How exactly does compensation in Fresno County stack up against the statewide average in different industries? The gaps are across the board and wider in some industries than others. But in no single sector are wages in Fresno County higher than the state average.
The smallest margin, according to the federal statistics, is in health care and social assistance, a field in which more than 44,500 people were employed in Fresno County in 2009.
The average compensation per job was $50,182 in the county, compared to $51,029 statewide -- a difference of less than 1.7%, or $850 a year.
The widest wage chasm was in manufacturing. In Fresno County, the average compensation was $49,694 in 2009. That was about $35,000 -- or 41% -- shy of the statewide average of $84,743.
Another big difference was among managers of companies and businesses. A $34,000 gap exists between the average compensation in Fresno County of $72,725 per year and the statewide average of $106,827.
There also is a significant disparity in accommodations and food service. The average compensation statewide was $22,437 in 2009, compared to $17,275 in Fresno County.
The difference was less for farm jobs.

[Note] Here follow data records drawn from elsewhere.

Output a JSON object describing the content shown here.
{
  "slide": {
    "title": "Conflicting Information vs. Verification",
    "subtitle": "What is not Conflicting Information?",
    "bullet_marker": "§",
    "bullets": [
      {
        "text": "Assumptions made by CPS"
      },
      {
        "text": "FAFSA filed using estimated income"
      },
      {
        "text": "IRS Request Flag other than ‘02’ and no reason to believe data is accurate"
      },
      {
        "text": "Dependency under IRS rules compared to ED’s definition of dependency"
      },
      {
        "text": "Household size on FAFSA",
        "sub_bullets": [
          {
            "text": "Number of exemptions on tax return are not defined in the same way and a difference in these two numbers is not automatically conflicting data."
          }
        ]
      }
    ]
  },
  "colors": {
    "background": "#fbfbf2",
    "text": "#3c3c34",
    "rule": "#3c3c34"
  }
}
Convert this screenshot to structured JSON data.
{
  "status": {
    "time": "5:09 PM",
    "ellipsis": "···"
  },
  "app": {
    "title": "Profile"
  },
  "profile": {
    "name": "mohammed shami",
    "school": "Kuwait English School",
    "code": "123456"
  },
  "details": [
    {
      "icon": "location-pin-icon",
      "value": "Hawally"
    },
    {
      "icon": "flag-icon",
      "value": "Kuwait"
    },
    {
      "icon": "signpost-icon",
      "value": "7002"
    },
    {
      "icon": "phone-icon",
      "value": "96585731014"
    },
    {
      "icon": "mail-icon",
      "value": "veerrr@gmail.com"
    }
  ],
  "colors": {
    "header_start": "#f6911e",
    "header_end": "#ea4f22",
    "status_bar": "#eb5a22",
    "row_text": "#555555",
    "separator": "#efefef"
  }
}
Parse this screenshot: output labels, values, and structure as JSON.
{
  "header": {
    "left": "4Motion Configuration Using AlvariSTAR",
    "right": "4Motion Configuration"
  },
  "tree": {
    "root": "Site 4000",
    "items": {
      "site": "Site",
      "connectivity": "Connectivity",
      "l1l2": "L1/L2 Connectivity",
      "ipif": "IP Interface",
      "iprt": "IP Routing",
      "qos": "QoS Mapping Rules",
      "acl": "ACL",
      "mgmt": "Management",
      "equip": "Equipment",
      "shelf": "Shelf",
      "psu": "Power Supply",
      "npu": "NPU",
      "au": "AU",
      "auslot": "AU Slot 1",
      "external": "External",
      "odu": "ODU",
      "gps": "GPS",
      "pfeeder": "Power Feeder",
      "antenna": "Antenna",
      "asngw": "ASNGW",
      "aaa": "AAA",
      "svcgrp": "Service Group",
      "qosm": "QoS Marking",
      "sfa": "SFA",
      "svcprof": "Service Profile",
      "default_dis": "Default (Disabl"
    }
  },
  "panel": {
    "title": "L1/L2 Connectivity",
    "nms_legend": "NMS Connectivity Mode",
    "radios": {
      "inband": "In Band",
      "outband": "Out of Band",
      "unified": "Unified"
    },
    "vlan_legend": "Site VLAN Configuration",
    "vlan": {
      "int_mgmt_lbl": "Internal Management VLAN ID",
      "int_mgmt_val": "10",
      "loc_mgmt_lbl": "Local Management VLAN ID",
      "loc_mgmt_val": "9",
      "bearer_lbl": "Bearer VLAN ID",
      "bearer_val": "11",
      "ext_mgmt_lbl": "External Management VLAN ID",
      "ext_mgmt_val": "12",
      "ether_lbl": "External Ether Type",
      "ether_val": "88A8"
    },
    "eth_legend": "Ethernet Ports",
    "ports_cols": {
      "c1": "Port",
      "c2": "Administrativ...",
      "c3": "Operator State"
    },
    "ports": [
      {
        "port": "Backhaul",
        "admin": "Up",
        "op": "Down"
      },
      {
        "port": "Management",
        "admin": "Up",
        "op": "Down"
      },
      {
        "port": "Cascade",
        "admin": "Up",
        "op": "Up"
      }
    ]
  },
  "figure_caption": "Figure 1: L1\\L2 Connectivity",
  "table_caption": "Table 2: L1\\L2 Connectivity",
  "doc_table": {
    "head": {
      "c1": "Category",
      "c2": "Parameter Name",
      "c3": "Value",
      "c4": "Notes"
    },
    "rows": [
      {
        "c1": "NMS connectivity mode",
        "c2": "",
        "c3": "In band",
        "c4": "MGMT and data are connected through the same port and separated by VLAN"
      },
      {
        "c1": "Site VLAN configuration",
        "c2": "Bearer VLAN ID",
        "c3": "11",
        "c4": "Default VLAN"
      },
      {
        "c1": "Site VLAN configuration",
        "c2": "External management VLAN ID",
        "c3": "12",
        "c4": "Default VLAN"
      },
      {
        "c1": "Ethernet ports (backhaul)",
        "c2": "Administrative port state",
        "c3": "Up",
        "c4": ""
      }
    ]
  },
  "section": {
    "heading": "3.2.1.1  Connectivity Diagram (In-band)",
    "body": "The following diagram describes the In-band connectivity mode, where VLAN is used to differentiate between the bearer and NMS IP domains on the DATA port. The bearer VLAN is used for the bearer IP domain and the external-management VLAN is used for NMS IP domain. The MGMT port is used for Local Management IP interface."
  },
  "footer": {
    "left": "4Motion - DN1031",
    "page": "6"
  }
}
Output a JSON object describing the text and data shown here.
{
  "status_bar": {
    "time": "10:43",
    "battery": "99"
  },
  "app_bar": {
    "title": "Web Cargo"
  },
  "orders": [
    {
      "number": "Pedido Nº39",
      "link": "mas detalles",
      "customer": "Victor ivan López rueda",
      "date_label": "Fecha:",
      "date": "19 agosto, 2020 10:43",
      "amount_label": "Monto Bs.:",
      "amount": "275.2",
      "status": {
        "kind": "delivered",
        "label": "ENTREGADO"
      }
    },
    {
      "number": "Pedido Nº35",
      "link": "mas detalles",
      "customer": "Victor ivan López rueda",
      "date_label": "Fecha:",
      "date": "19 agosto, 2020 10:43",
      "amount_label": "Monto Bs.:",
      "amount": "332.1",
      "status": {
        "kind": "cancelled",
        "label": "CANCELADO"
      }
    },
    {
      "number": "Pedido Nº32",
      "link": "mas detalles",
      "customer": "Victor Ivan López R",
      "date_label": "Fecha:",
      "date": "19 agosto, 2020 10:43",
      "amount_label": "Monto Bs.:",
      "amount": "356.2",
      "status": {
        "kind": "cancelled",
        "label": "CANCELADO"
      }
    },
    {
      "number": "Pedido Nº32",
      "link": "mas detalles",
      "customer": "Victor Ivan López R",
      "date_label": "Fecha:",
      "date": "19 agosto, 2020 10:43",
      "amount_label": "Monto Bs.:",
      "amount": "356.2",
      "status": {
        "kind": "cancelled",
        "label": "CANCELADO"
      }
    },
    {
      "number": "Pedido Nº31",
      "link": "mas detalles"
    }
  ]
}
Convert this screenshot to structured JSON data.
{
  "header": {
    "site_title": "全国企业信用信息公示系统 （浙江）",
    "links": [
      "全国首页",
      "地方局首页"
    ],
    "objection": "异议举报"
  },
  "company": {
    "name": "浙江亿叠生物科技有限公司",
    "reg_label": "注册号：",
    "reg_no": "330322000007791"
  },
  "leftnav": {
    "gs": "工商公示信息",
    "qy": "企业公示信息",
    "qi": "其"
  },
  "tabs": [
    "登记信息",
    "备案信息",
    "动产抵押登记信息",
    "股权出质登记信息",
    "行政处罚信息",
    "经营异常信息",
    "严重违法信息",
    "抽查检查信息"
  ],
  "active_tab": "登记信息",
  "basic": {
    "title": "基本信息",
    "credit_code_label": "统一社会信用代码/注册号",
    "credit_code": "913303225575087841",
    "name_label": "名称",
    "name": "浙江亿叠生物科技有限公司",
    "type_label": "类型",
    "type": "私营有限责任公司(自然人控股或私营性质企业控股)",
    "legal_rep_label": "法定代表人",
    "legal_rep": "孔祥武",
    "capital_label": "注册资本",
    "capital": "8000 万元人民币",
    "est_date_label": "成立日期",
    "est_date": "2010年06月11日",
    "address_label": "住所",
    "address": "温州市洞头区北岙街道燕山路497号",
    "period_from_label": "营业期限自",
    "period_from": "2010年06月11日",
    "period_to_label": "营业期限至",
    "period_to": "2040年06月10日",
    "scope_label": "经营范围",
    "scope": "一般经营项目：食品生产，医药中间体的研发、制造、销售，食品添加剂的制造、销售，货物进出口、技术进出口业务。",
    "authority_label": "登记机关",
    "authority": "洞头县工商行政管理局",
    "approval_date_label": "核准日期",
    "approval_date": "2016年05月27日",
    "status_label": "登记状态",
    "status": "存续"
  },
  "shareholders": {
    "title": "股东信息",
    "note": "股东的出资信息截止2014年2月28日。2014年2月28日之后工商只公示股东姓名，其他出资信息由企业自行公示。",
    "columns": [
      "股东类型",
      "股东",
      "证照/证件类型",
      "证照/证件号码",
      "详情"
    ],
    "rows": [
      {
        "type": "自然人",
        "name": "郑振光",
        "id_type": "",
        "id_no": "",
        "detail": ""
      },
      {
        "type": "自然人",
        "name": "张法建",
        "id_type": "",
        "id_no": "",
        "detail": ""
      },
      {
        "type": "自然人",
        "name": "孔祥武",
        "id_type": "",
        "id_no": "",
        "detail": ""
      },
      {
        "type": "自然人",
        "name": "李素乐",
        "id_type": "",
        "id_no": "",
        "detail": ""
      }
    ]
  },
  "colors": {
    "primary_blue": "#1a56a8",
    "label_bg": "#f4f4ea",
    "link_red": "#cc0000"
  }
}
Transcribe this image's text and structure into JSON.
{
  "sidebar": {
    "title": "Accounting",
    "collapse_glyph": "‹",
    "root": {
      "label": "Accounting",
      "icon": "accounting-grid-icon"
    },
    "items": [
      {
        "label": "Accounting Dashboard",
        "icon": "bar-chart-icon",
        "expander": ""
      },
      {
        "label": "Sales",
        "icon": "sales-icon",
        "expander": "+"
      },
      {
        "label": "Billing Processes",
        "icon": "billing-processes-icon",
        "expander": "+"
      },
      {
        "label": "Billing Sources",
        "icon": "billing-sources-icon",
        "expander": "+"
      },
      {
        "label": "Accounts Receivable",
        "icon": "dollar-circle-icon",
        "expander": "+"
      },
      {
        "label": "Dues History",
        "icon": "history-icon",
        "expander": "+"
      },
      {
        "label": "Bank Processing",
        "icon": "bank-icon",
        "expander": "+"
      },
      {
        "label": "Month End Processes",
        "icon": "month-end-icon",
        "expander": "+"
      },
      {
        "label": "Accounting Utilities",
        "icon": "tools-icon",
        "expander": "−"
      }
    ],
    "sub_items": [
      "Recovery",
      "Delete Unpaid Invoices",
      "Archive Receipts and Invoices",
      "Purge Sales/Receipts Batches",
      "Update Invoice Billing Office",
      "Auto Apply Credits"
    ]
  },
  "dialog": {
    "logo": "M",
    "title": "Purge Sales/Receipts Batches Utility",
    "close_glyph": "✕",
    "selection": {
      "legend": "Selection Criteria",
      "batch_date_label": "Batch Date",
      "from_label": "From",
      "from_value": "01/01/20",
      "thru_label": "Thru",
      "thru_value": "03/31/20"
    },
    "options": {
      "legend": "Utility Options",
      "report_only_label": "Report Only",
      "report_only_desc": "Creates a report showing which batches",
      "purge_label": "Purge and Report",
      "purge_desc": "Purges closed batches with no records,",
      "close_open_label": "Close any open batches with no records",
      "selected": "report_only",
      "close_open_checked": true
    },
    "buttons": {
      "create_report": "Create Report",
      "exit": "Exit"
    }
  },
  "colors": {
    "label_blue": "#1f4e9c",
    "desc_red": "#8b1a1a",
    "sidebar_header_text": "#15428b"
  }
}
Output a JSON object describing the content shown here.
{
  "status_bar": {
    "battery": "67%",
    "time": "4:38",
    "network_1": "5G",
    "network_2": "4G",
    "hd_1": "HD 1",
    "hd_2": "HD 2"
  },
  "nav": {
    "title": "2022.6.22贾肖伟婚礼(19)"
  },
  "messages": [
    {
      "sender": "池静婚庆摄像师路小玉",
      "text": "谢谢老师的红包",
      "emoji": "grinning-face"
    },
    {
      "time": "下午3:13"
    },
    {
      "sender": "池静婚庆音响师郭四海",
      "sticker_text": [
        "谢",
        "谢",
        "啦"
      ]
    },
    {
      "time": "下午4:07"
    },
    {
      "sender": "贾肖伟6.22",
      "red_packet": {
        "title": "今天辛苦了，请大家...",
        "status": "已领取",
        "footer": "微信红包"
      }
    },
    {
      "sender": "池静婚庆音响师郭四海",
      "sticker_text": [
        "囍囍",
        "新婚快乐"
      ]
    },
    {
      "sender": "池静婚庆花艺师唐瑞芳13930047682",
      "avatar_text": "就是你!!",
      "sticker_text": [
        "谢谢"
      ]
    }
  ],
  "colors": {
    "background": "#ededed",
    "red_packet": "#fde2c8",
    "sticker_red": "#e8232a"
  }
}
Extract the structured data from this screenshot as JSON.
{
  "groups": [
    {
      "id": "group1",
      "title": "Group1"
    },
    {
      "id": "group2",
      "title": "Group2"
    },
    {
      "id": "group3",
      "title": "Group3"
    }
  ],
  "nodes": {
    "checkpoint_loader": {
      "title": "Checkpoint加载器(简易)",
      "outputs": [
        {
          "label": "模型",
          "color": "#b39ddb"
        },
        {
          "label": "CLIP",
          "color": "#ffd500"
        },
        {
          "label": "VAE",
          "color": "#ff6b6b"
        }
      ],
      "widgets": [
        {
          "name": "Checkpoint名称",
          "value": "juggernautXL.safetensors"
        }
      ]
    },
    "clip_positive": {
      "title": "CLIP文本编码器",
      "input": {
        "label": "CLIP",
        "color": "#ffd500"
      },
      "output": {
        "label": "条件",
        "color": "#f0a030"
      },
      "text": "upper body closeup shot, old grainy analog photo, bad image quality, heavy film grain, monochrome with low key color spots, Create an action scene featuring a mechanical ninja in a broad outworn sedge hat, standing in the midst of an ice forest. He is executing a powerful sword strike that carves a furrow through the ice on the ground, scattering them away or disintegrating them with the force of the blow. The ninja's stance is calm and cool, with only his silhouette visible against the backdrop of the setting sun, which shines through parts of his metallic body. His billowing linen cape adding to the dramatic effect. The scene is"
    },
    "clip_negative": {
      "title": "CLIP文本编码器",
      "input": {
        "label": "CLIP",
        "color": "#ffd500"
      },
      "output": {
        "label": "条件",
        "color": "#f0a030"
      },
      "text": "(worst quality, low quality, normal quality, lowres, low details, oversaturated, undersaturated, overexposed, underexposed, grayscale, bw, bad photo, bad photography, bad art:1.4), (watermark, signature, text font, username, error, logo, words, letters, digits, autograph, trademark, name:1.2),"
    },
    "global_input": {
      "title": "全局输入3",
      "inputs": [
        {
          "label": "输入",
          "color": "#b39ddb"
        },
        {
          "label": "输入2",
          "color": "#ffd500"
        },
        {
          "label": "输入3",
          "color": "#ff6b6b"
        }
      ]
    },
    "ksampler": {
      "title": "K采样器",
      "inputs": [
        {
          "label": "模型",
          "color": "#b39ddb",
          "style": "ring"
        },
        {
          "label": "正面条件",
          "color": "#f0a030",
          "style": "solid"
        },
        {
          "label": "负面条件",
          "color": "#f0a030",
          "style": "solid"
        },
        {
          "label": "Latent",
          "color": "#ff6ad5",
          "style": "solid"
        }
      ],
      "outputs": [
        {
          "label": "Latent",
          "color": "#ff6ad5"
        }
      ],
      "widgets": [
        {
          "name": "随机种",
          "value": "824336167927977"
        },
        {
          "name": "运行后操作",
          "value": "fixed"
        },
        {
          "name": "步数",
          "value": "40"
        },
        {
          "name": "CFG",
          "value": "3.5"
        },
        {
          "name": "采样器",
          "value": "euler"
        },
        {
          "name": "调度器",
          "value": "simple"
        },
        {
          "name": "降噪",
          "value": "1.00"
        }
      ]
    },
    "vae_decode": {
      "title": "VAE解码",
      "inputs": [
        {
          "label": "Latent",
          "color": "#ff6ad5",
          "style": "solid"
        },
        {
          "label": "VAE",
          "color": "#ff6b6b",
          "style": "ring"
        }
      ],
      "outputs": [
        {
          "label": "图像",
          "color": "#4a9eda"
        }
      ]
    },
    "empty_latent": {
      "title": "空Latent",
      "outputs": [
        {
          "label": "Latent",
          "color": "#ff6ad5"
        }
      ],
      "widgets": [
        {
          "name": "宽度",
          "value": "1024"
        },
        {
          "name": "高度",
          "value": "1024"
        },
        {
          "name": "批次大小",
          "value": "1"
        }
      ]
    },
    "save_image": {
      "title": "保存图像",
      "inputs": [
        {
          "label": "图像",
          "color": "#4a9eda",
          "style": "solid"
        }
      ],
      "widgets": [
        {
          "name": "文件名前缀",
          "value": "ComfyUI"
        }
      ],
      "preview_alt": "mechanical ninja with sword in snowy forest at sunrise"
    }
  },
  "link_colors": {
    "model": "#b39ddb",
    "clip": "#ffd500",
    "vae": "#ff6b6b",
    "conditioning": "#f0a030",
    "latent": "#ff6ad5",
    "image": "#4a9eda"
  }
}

The average compensation statewide was $31,416 in 2009 -- only 5.3% higher than Fresno County's average of $29,742 for the year.
But farm jobs represented less than 5% of Fresno County's total employment in 2009 and less than 4% of the total compensation for all workers in the county.
The recession of 2007-09 merely compounded the Valley's chronic problems as thousands of the region's workers lost their jobs and took unemployment benefits, joining others who already relied on public assistance programs.
"This area was one of those most affected when the housing bubble burst," said Avalos, who is also the director of research at Fresno State's Center for Economic Research and Education of Central California. "We saw the construction industry booming, and then suddenly it started shedding people ... whose incomes are now less than when they were working."
"If you compared this with normal, healthy economic conditions, the per capita income would be higher," he said.
Dozier has long had a beef with economic development strategies pitching the Valley as a low-cost alternative to Los Angeles, San Francisco and San Jose where companies can do business.
"I think it's a horrible way to market the region," Dozier said. "If you want to attract companies that are just looking for cheap, there will be lots of cheaper places down the road, like Mexico or just about anyplace outside California, so they're not going to stay."
Dozier acknowledged that some believe the Valley needs to emphasize lower costs because other areas have a more educated, skilled work force.
"We do need to address our high school dropout rates and our college attainment," he said. "We need to encourage people who live here to get the education and get the skills they need."
Efforts like the WET (Water & Energy Technology) Incubator and the Lyles Center for Entrepreneurship, both housed at Fresno State, and community college programs aimed at energy and manufacturing technology, may help fuel a Valley turnaround.
Dozier said such programs can create more and better-paying jobs in high-tech industries related to agriculture and home-grown businesses -- and train the workers needed to fill them.
"But in the meantime, we need to find another thing to market," he added.
"If we market 'cheap,' it just cheapens us. ... We need to accentuate our positives, that we're central to California, close to good ports and the Pacific Rim markets."